So, if we use the original estimate for the east-side line the additional average construction cost per ratepayer of constructing the west line over the east line could range from $4370 to $6494.
An honest assessment on the available public information would put the extra cost of construction (not including transmission losses) of the west side line at somewhere from $4370 to $6494 per ratepayer. These are the numbers I would use depending on which west side project cost estimate I accepted as true.
I'll perform some other calculations and why I wouldn't use them.
Extra total cost of west side project based on the average cost per a kilometer of transmission line (calculated earlier): $1.1 billion.
Average cost per ratepayer (510,000) based on this: $2157.
This number is not exactly dishonest, but, as mentioned earlier, it assumes that the cost per kilometer is the same in both projects, which is not an assumption I would make unless there was some hard proof. It's use is fundamentally unsound unless said hard proof is offered.
Now let's calculate the cost per residential ratepayer, this will be a bit more complex, so I'll put the math in.
$3,200,000,000-788,000,000 = $2,412,000,000
(Extra total cost of west side line).
$2,412,000,000 * 33.7% = $812,844,000
(Cost of west side line borne by residential ratepayers).
$812,844,000 / 439,096 = $1851
(Lower limit extra cost of west side line per residential ratepayer).
$4,100,000,000 - 788,000,000 = $3,312,000,000
$3,312,000,000 * 33.7% = $1,116,144,000
$1,116,144,000 / 439,096 = $2542
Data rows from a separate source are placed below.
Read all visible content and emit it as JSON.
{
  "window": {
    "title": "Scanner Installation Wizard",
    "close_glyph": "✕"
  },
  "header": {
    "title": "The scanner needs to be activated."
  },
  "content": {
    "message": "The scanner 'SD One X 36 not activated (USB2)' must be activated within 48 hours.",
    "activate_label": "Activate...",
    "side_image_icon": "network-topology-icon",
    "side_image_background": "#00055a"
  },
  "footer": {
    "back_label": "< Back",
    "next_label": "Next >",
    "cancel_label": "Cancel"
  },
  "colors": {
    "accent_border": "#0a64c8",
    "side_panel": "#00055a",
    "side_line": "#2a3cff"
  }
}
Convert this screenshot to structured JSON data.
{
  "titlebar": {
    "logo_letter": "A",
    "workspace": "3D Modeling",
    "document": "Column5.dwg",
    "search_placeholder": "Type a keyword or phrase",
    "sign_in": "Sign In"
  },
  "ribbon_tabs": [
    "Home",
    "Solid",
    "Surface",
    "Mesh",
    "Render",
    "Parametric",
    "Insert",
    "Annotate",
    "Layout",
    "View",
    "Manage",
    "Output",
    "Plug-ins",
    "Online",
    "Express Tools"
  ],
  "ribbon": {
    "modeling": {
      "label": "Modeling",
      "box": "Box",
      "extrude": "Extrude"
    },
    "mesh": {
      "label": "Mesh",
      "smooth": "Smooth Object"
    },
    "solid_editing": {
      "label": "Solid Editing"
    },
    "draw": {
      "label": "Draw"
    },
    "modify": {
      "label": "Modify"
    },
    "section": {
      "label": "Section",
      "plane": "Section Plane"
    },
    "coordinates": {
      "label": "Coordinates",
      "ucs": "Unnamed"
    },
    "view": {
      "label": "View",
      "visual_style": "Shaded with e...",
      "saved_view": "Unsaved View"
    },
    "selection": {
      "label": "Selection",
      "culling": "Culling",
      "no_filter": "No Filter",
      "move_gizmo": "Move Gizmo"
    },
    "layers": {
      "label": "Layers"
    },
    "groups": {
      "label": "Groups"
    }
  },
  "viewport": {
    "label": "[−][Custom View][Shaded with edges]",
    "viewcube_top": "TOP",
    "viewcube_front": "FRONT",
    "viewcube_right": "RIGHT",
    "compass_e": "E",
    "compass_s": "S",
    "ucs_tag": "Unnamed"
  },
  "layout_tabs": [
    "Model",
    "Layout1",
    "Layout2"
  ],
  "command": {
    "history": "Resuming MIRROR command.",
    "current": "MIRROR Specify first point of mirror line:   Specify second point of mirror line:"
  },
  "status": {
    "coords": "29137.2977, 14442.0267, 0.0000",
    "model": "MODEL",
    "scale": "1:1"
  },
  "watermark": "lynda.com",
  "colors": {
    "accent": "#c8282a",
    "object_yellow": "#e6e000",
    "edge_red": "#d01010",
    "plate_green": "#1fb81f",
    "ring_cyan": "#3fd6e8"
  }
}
So, the total extra construction cost (not including transmission losses) of the west side line per residential ratepayer would be somewhere between $1851 and $2542.
This would be a perfectly legitimate number to use. I would not use it myself, because the extra costs borne for commercial and industrial use will simply be passed on to either Manitoba consumers or workers as mentioned earlier. But let's calculate commercial and industrial ratepayers increased costs.
$2,412,000,000 * 65.9% = $1,589,508,000
$1,589,508,000 / 70,000 = $22,707
$3,312,000,000 * 65.9% = $2,182,608,000
$2,182,608,000 / 70,000 = $31,180
So, the total extra construction cost (not including transmission losses) of the west side line per a commercial/industrial ratepayer would be somewhere between $22,000 and $31,000.
Transmission losses have been estimated at about $300-million by a group of engineers. So that's about an extra $588 per ratepayer of losses.
The costs of this will borne by the Manitoba consumer, so prices of goods and services will go up (or it will be borne by the workers, in which case wages or benefits will go down).
So there you have it, the actual extra costs of the west side route as opposed to the east side route calculated as accurately as possible with the information publicly available.
As for what side of the debate I support, I support the East Side route because the experts that are not being leaned on by the government to express a certain view support it, and being no engineer and seeing no real flaw in their arguments I accept their expertise.
BTW, their estimate was $4,200 for a family of 5, or about $840/person. Although, it is not clear if that includes transmission losses or not. They are also using old estimates from almost a year ago, and the cost of the west side has increased.